> [Problem statement]: Line by line, check the data for the string "this" and state how many lines have it, nothing more.
[[ Entries provided open ]]
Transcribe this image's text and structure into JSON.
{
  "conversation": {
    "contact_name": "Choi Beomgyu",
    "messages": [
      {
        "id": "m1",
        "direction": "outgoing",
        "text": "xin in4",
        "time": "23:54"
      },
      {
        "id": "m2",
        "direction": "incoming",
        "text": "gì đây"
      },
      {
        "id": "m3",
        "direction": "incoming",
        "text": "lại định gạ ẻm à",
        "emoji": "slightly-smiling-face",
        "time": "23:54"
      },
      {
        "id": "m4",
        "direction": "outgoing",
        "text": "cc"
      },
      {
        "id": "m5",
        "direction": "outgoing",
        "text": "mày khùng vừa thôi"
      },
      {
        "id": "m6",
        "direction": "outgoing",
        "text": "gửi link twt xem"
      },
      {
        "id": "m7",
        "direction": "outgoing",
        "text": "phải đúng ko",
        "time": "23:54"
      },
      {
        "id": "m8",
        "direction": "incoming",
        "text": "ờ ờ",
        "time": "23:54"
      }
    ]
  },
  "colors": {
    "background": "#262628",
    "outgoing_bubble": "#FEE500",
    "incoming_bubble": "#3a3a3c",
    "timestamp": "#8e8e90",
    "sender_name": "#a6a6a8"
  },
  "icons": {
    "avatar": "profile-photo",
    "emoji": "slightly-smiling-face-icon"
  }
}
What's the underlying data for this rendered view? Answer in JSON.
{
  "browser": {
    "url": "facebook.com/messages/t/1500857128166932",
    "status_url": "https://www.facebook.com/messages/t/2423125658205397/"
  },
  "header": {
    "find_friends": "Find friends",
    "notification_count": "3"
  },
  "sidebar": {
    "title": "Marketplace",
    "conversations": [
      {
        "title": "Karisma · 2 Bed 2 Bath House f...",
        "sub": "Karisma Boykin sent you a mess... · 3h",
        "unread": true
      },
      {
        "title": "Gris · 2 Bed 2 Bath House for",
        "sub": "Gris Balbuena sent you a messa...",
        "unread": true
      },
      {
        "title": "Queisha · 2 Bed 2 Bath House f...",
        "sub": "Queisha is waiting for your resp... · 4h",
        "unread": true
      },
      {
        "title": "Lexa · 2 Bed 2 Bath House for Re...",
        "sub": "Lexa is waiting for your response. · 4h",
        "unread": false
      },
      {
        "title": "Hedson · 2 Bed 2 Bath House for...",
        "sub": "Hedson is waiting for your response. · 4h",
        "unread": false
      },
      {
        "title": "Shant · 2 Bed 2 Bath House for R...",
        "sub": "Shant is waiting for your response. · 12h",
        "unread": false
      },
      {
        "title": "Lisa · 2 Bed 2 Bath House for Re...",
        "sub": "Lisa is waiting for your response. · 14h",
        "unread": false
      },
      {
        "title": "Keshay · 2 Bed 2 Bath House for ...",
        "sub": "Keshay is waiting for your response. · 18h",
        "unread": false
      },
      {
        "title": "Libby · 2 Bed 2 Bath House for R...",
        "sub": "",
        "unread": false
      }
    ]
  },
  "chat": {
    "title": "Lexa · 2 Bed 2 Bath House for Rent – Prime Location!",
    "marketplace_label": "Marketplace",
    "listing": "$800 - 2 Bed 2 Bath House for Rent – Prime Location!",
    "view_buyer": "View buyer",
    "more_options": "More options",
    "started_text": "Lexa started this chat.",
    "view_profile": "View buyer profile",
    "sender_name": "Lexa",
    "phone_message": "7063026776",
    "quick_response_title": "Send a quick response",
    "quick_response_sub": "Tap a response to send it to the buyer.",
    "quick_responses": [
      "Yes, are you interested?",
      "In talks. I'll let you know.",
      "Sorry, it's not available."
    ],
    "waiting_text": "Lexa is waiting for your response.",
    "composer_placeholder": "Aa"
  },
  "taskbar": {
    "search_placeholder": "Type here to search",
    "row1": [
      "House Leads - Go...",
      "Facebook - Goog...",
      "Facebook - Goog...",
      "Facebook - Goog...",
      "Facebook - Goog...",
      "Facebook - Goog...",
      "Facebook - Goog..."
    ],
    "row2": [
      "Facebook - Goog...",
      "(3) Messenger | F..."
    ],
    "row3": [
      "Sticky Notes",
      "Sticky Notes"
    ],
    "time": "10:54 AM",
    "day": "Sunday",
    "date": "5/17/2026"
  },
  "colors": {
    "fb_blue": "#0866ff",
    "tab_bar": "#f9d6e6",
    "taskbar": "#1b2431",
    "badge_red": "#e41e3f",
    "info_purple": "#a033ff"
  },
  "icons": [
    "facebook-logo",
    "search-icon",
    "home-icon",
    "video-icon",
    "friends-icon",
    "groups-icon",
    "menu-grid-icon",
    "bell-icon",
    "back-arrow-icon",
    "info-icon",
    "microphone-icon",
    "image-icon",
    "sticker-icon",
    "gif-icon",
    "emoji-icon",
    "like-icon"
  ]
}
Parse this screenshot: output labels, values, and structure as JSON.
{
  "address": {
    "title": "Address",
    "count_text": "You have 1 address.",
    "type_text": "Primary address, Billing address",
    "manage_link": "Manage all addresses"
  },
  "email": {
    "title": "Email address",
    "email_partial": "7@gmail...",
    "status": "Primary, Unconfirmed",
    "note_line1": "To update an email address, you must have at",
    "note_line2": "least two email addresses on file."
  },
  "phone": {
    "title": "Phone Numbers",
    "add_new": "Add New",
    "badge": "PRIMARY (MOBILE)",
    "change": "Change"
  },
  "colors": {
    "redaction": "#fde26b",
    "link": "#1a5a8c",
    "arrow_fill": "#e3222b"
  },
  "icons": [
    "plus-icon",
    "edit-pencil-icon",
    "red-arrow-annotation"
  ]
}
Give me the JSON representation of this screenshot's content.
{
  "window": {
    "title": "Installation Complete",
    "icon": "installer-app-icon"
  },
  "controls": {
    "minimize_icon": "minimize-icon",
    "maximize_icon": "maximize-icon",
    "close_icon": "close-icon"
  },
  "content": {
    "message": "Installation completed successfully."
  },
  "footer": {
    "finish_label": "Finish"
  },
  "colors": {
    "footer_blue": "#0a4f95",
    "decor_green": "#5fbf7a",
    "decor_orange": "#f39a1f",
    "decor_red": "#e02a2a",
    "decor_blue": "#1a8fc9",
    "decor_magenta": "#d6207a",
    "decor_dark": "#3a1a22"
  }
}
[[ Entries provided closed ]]
> [Exercise response]: 5